--- ASSIGNED TASK ---
Make an exact copy of the entries, taking out every picture.

Entries from a dataset of interfaces
☆ ☆ ☆ ☆ ☆
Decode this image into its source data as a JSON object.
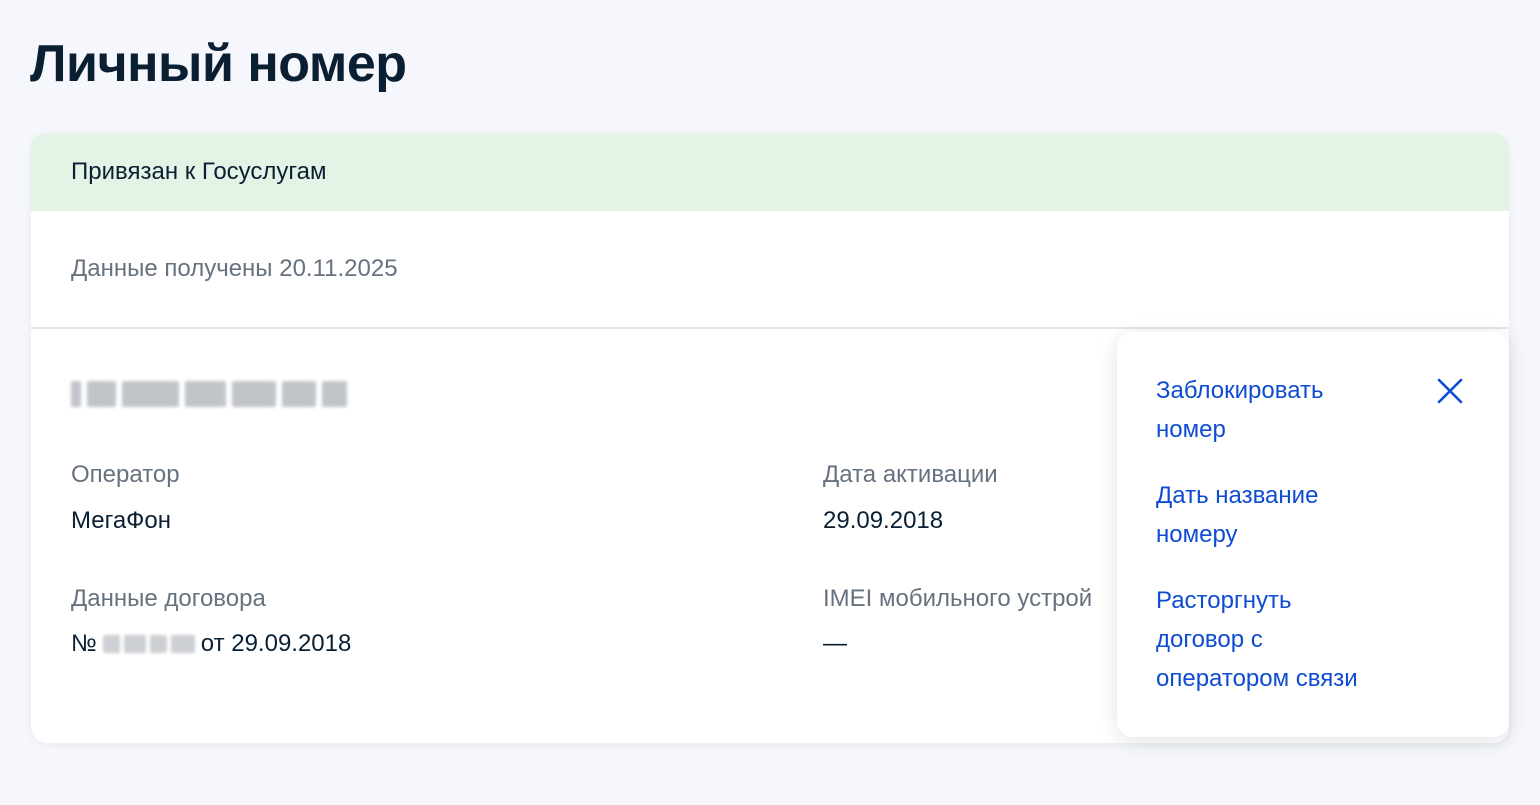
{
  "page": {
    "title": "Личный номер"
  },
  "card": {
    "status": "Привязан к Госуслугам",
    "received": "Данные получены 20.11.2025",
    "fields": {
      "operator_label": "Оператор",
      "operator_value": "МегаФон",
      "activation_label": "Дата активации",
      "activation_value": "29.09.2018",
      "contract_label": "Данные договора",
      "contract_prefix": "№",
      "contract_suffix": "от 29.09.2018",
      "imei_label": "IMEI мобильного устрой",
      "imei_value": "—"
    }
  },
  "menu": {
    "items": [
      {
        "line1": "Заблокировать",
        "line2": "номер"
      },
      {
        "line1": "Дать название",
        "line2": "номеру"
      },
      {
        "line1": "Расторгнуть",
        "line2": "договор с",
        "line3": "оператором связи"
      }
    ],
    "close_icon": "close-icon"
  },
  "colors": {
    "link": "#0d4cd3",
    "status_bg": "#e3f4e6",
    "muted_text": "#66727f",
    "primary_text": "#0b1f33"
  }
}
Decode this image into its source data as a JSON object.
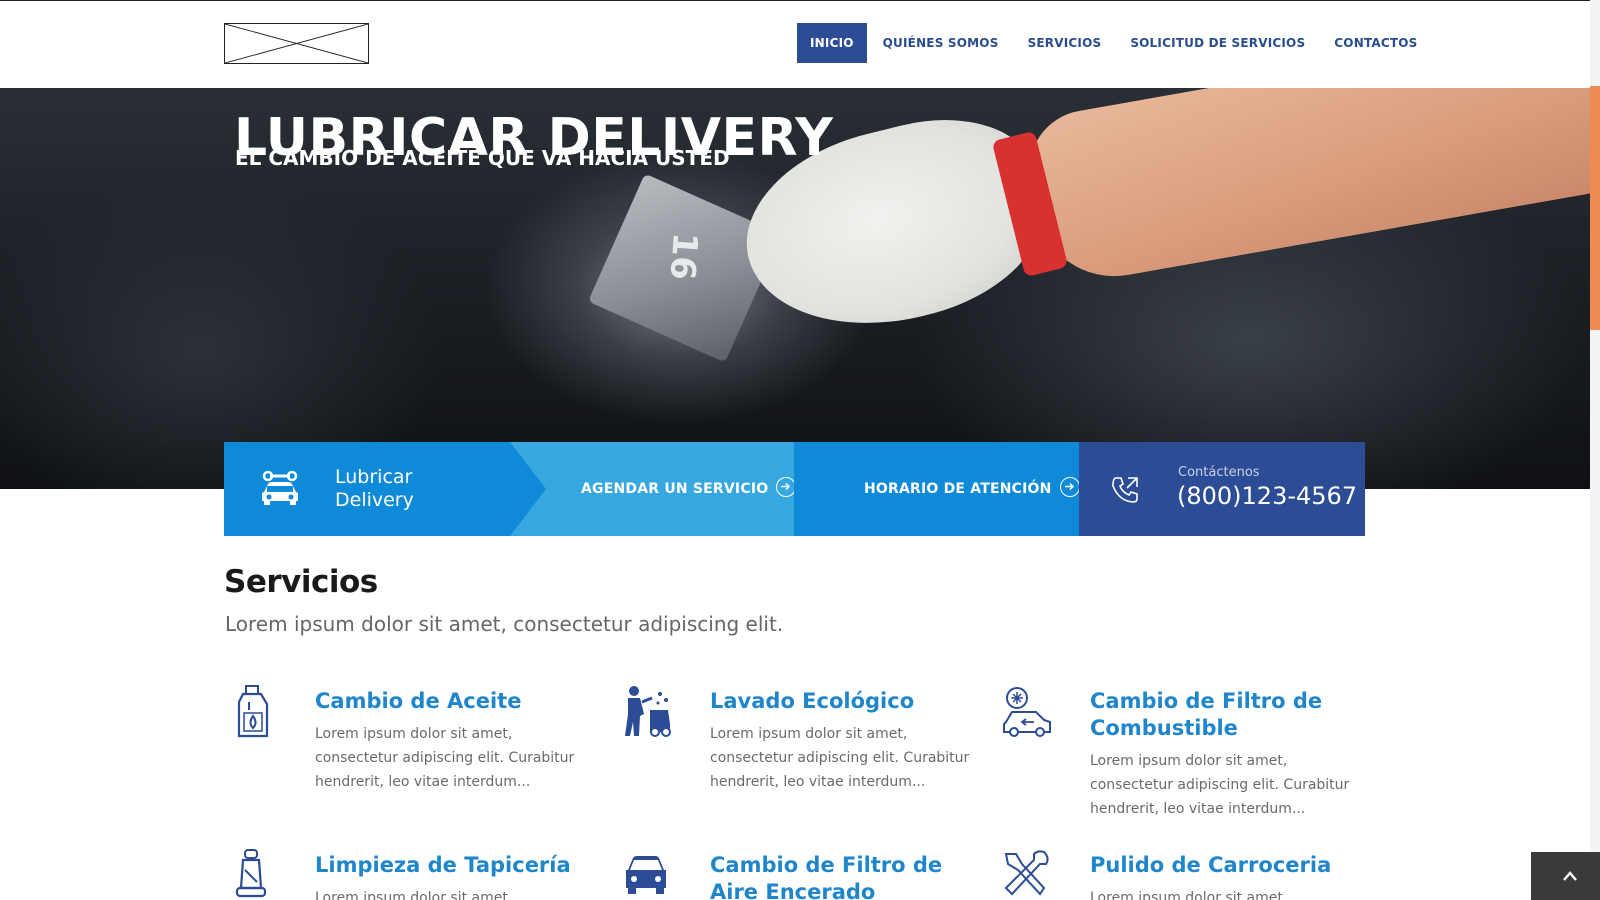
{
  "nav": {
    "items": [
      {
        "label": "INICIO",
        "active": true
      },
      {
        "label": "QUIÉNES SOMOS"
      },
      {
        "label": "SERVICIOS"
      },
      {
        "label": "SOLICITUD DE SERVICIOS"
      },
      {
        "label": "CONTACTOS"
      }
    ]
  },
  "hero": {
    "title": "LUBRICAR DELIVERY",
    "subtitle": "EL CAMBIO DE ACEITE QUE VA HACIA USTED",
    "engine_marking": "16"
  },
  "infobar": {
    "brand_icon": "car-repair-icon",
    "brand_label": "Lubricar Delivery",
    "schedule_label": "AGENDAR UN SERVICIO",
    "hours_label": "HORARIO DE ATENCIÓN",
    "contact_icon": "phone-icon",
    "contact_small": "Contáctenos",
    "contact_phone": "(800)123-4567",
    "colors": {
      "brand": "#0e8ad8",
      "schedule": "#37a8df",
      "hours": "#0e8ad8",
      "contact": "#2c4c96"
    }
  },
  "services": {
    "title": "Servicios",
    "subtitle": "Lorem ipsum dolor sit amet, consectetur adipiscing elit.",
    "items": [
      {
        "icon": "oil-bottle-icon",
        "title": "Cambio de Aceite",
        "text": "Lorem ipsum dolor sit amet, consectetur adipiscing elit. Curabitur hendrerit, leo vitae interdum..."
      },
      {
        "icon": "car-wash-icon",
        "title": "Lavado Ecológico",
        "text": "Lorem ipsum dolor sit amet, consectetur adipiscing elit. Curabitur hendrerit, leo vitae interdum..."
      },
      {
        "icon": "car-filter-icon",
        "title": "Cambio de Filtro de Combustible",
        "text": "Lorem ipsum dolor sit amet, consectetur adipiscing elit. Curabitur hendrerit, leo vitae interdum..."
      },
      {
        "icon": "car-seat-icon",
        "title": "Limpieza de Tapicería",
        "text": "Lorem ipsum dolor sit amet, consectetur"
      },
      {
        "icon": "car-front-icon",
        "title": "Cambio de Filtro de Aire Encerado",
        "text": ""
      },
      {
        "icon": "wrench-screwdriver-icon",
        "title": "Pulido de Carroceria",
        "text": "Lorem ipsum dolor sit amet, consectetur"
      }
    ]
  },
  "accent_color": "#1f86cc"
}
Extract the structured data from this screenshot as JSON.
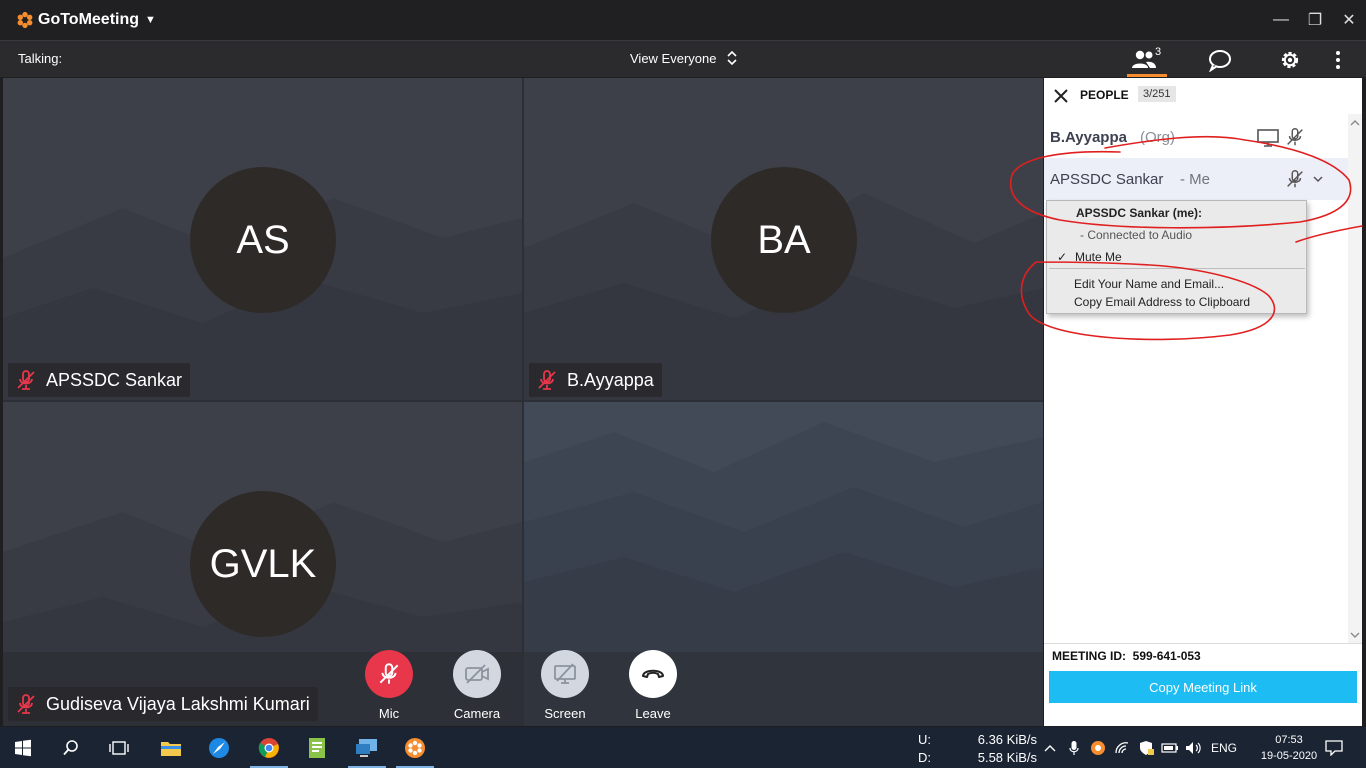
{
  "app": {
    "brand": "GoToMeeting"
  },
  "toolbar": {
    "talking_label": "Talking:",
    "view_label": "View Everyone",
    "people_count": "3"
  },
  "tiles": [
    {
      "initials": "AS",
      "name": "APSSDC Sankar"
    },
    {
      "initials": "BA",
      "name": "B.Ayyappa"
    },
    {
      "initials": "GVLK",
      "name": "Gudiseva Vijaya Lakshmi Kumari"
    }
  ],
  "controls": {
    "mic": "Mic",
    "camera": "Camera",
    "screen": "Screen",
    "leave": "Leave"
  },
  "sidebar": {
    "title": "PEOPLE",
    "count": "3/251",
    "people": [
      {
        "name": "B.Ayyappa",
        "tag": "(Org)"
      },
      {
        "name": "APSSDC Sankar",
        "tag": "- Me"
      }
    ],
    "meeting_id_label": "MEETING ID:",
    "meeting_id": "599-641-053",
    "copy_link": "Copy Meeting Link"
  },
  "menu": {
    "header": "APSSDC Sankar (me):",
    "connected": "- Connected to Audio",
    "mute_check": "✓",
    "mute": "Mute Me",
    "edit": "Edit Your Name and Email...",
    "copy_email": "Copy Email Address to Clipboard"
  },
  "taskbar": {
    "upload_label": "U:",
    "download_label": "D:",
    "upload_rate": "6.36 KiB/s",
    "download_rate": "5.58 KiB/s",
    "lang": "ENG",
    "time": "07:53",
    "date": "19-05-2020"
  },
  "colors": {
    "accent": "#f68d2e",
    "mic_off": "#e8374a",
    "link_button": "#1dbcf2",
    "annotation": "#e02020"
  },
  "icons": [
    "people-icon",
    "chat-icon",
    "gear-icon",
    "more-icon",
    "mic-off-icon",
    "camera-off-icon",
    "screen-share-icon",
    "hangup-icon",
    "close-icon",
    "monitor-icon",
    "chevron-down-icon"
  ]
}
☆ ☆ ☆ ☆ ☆
--- RESULT OF THE TASK ---
Decode this image into its source data as a JSON object.
{
  "page": {
    "title": "Личный номер"
  },
  "card": {
    "status": "Привязан к Госуслугам",
    "received": "Данные получены 20.11.2025",
    "fields": {
      "operator_label": "Оператор",
      "operator_value": "МегаФон",
      "activation_label": "Дата активации",
      "activation_value": "29.09.2018",
      "contract_label": "Данные договора",
      "contract_prefix": "№",
      "contract_suffix": "от 29.09.2018",
      "imei_label": "IMEI мобильного устрой",
      "imei_value": "—"
    }
  },
  "menu": {
    "items": [
      {
        "line1": "Заблокировать",
        "line2": "номер"
      },
      {
        "line1": "Дать название",
        "line2": "номеру"
      },
      {
        "line1": "Расторгнуть",
        "line2": "договор с",
        "line3": "оператором связи"
      }
    ],
    "close_icon": "close-icon"
  },
  "colors": {
    "link": "#0d4cd3",
    "status_bg": "#e3f4e6",
    "muted_text": "#66727f",
    "primary_text": "#0b1f33"
  }
}
Decode this image into its source data as a JSON object.
{
  "nav": {
    "items": [
      {
        "label": "INICIO",
        "active": true
      },
      {
        "label": "QUIÉNES SOMOS"
      },
      {
        "label": "SERVICIOS"
      },
      {
        "label": "SOLICITUD DE SERVICIOS"
      },
      {
        "label": "CONTACTOS"
      }
    ]
  },
  "hero": {
    "title": "LUBRICAR DELIVERY",
    "subtitle": "EL CAMBIO DE ACEITE QUE VA HACIA USTED",
    "engine_marking": "16"
  },
  "infobar": {
    "brand_icon": "car-repair-icon",
    "brand_label": "Lubricar Delivery",
    "schedule_label": "AGENDAR UN SERVICIO",
    "hours_label": "HORARIO DE ATENCIÓN",
    "contact_icon": "phone-icon",
    "contact_small": "Contáctenos",
    "contact_phone": "(800)123-4567",
    "colors": {
      "brand": "#0e8ad8",
      "schedule": "#37a8df",
      "hours": "#0e8ad8",
      "contact": "#2c4c96"
    }
  },
  "services": {
    "title": "Servicios",
    "subtitle": "Lorem ipsum dolor sit amet, consectetur adipiscing elit.",
    "items": [
      {
        "icon": "oil-bottle-icon",
        "title": "Cambio de Aceite",
        "text": "Lorem ipsum dolor sit amet, consectetur adipiscing elit. Curabitur hendrerit, leo vitae interdum..."
      },
      {
        "icon": "car-wash-icon",
        "title": "Lavado Ecológico",
        "text": "Lorem ipsum dolor sit amet, consectetur adipiscing elit. Curabitur hendrerit, leo vitae interdum..."
      },
      {
        "icon": "car-filter-icon",
        "title": "Cambio de Filtro de Combustible",
        "text": "Lorem ipsum dolor sit amet, consectetur adipiscing elit. Curabitur hendrerit, leo vitae interdum..."
      },
      {
        "icon": "car-seat-icon",
        "title": "Limpieza de Tapicería",
        "text": "Lorem ipsum dolor sit amet, consectetur"
      },
      {
        "icon": "car-front-icon",
        "title": "Cambio de Filtro de Aire Encerado",
        "text": ""
      },
      {
        "icon": "wrench-screwdriver-icon",
        "title": "Pulido de Carroceria",
        "text": "Lorem ipsum dolor sit amet, consectetur"
      }
    ]
  },
  "accent_color": "#1f86cc"
}
Extract the structured data from this screenshot as JSON.
{
  "app": {
    "brand": "GoToMeeting"
  },
  "toolbar": {
    "talking_label": "Talking:",
    "view_label": "View Everyone",
    "people_count": "3"
  },
  "tiles": [
    {
      "initials": "AS",
      "name": "APSSDC Sankar"
    },
    {
      "initials": "BA",
      "name": "B.Ayyappa"
    },
    {
      "initials": "GVLK",
      "name": "Gudiseva Vijaya Lakshmi Kumari"
    }
  ],
  "controls": {
    "mic": "Mic",
    "camera": "Camera",
    "screen": "Screen",
    "leave": "Leave"
  },
  "sidebar": {
    "title": "PEOPLE",
    "count": "3/251",
    "people": [
      {
        "name": "B.Ayyappa",
        "tag": "(Org)"
      },
      {
        "name": "APSSDC Sankar",
        "tag": "- Me"
      }
    ],
    "meeting_id_label": "MEETING ID:",
    "meeting_id": "599-641-053",
    "copy_link": "Copy Meeting Link"
  },
  "menu": {
    "header": "APSSDC Sankar (me):",
    "connected": "- Connected to Audio",
    "mute_check": "✓",
    "mute": "Mute Me",
    "edit": "Edit Your Name and Email...",
    "copy_email": "Copy Email Address to Clipboard"
  },
  "taskbar": {
    "upload_label": "U:",
    "download_label": "D:",
    "upload_rate": "6.36 KiB/s",
    "download_rate": "5.58 KiB/s",
    "lang": "ENG",
    "time": "07:53",
    "date": "19-05-2020"
  },
  "colors": {
    "accent": "#f68d2e",
    "mic_off": "#e8374a",
    "link_button": "#1dbcf2",
    "annotation": "#e02020"
  },
  "icons": [
    "people-icon",
    "chat-icon",
    "gear-icon",
    "more-icon",
    "mic-off-icon",
    "camera-off-icon",
    "screen-share-icon",
    "hangup-icon",
    "close-icon",
    "monitor-icon",
    "chevron-down-icon"
  ]
}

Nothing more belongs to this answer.